It had a strong effect. I dreamed about being lowered into a shark tank with one limb at a time dangling so the shark could bite it off about six inches at a time. When that limb was a little over half gone (and healed) whoever it was would carefully dip the next in the tank. Eventually I had no limbs left, and was helpless.
Naturally nothing in the book was that dramatic. It was, like all such books, about ordinary people living ordinary lives of apparent modest satisfaction and covert modest misery, and mostly nothing happened to change that though sometimes the people made abortive modest efforts or had pastel-tinted sex with someone who was married to someone else, which did not accomplish any real change except to expose the covert modest misery of both. The most exciting thing in the whole book was a cow moderately upset by a stranger on the railroad tracks carrying a suitcase. The moderately upset cow was reluctant to come into the barn to be milked. But not for long. Because even the cow wasn't allowed strong emotion.
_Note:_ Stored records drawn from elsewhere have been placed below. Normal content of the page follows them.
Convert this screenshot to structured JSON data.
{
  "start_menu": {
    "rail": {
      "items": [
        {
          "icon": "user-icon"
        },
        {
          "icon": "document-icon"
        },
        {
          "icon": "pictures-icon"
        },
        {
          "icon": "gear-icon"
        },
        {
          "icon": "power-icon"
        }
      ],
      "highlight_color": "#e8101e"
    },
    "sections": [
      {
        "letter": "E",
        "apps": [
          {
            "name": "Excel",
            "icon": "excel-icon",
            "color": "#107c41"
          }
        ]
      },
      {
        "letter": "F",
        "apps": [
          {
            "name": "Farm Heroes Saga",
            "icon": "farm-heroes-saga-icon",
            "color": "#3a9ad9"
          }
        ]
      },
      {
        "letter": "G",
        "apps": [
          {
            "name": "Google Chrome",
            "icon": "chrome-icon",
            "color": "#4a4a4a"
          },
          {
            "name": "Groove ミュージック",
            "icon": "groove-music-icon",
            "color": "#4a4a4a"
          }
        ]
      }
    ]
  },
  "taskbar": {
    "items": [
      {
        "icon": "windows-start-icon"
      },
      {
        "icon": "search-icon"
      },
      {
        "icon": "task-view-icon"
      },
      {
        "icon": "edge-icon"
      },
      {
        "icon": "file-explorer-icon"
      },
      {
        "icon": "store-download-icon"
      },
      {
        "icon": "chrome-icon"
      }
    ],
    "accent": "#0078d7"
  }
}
No, the dream was my brain telling me how it felt as story after pointless story entered my eyes and then brain and then passed on, leaving only gaping emptiness behind.
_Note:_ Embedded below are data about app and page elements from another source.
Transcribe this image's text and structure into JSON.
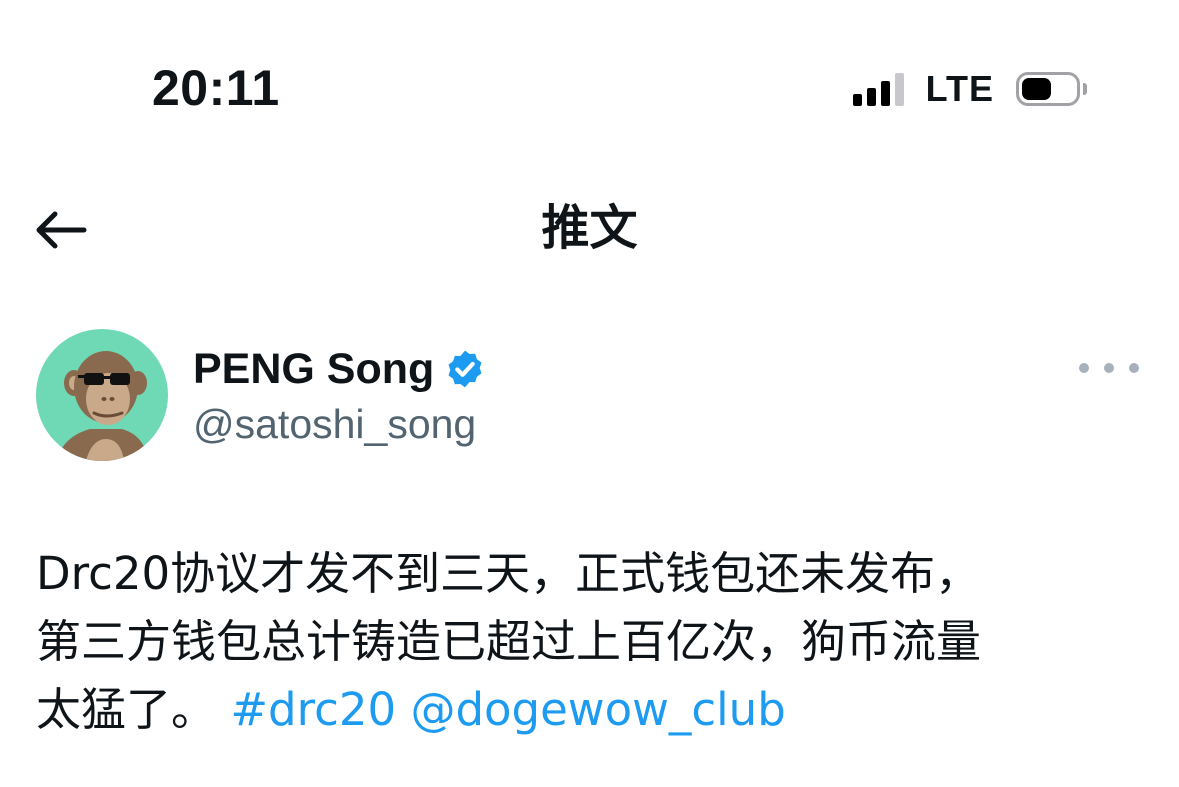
{
  "status_bar": {
    "time": "20:11",
    "network": "LTE",
    "signal_bars_filled": 3,
    "signal_bars_total": 4,
    "battery_level_fraction": 0.55
  },
  "header": {
    "back_icon": "arrow-left-icon",
    "title": "推文"
  },
  "author": {
    "name": "PENG Song",
    "handle": "@satoshi_song",
    "verified": true,
    "avatar_background": "#6fd8b5",
    "verified_color": "#1d9bf0"
  },
  "more_icon": "more-horizontal-icon",
  "tweet": {
    "line1": "Drc20协议才发不到三天，正式钱包还未发布，",
    "line2": "第三方钱包总计铸造已超过上百亿次，狗币流量",
    "line3_text": "太猛了。",
    "hashtag": "#drc20",
    "mention": "@dogewow_club",
    "link_color": "#1d9bf0"
  }
}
If the standards of modern literary fiction were applied to fiction of previous ages, we would not have any of the classics, but a collection of anecdotes told by polite people sitting around in the ancient equivalent of beige living rooms and classrooms. "In the market, it was dusty. Sarah bought two shekels' worth of unground grain. It was warmer than usual. She was aware of Josiah's wife Leah watching her. She went home and made bread as usual. First she ground the grain. She always ground the grain first, though her mother-in-law Rachel sometimes softened the grain in water before grinding it. That made the mush sticky, she said." And on through a day in which at the end Sarah gives her husband bread for supper and he says thank you but you missed a grain--look, this is still whole.
And it would be said to fairly reek with Meaning.
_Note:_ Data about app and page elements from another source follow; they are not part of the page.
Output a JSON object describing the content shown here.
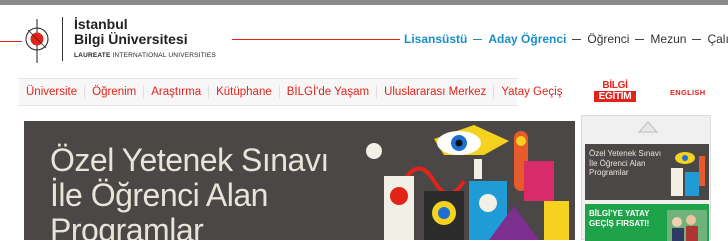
{
  "header": {
    "logo_line1": "İstanbul",
    "logo_line2": "Bilgi Üniversitesi",
    "logo_sub_bold": "LAUREATE",
    "logo_sub_rest": " INTERNATIONAL UNIVERSITIES",
    "top_nav": [
      {
        "label": "Lisansüstü",
        "style": "strong"
      },
      {
        "label": "Aday Öğrenci",
        "style": "strong"
      },
      {
        "label": "Öğrenci",
        "style": "plain"
      },
      {
        "label": "Mezun",
        "style": "plain"
      },
      {
        "label": "Çalışan",
        "style": "plain"
      }
    ]
  },
  "main_nav": {
    "items": [
      "Üniversite",
      "Öğrenim",
      "Araştırma",
      "Kütüphane",
      "BİLGİ'de Yaşam",
      "Uluslararası Merkez",
      "Yatay Geçiş"
    ]
  },
  "bilgi_egitim": {
    "line1": "BİLGİ",
    "line2": "EĞİTİM"
  },
  "language_link": "ENGLISH",
  "hero": {
    "title_line1": "Özel Yetenek Sınavı",
    "title_line2": "İle Öğrenci Alan",
    "title_line3": "Programlar"
  },
  "sidebar": {
    "card1_line1": "Özel Yetenek Sınavı",
    "card1_line2": "İle Öğrenci Alan",
    "card1_line3": "Programlar",
    "card2_line1": "BİLGİ'YE YATAY",
    "card2_line2": "GEÇİŞ FIRSATI!"
  },
  "colors": {
    "brand_red": "#e2231a",
    "accent_blue": "#1a8ec9",
    "hero_bg": "#4b4747",
    "promo_green": "#1ea34a"
  }
}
Oh, and nuance. Nuanced Meaning. Subtlety, one shade of beige among many but if you're really an expert, you will know exactly which one, though there may be a polite argument about whether it's beige 234 or beige 233. You must go to college and study hard to learn to tell the difference and apply the correct number to the correct shade. No one who mistakes 234 for 231 is a real reader--only 2 digits away are allowed to educated persons. Anyone who said "It's all beige" would be outed as a common person hardly able to read "See Dick run," who probably read (gasp) genre fiction and (sneer) liked it.
I am going to spend the day helping my brain regrow four limbs and my tongue, which was nibbled off by minnows in the last part of the dream.
To start the recovery process, I shall swear not to read any more literary fiction this year.
My brain's a little clearer already, though I can't trust it with the day's work of writing fiction, because what I wrote while in Beigeland certainly colored my complaints about Beigeland. I need to get rid of the beige floaters in front of my mental vision. There are red gas cans and blue gas cans sitting the yard--different fuels for the lawn tractor (which is green and yellow--not beige) and the chain saw. The cat, by the pond, is frustrated because it is frozen. She usually drinks her morning water out there. Birds were skidding on it earlier.
No, see, the beige is still in my writing. "The lion leapt on the wildebeest's hindquarters, digging in with its claws, weighing it down, kicking and [what noise to wildebeests make?], until the other lion caught up, clamped down on the wildebeest's throat...." No. Still. Damn beige. Damn the shark tank dream. Even strong language can't scrape it off my mental teeth. Between me and the story I'm writing is a so-far impenetrable pane of dirty glass, making everything beige. Or maybe taupe at the edges.
Already I can't remember the names of the people in the literary writer's books. Or the scenes, though they were described, I believe, accurately enough, just without any attendant color. There was snow here. Trees there. A field or two (with a cow in it.) Railroad tracks. Houses. Apartment buildings. Streets. The usual generic settings for modern fiction. All in the muted colors of yarn in some knitting shops where everything is dulled, softened, and if there's one skein of red, you know it's in the fall, the red is called Christmas Red, and it looks garish. People and settings and situations, all flattened, softened, made as close to beige as possible--the faintest touch of blue or green or yellow mixed with the beige, just enough to see vague outlines of the generic Everyman/woman/child, Everyhouse/store/neighborhood.
Sigh. Every year I read at least one volume of literary fiction, and most of the time I come out of it feeling as if someone had soaked me in water until all the flavor was gone. Or as if parts of me had been removed, the interesting parts. I don't mind that people write this way--it's their right, and everyone should write what he or she wants. But why, with so many examples of vivid, interesting, colorful, memorable writing in the past, is beige the only color range in the literary palette?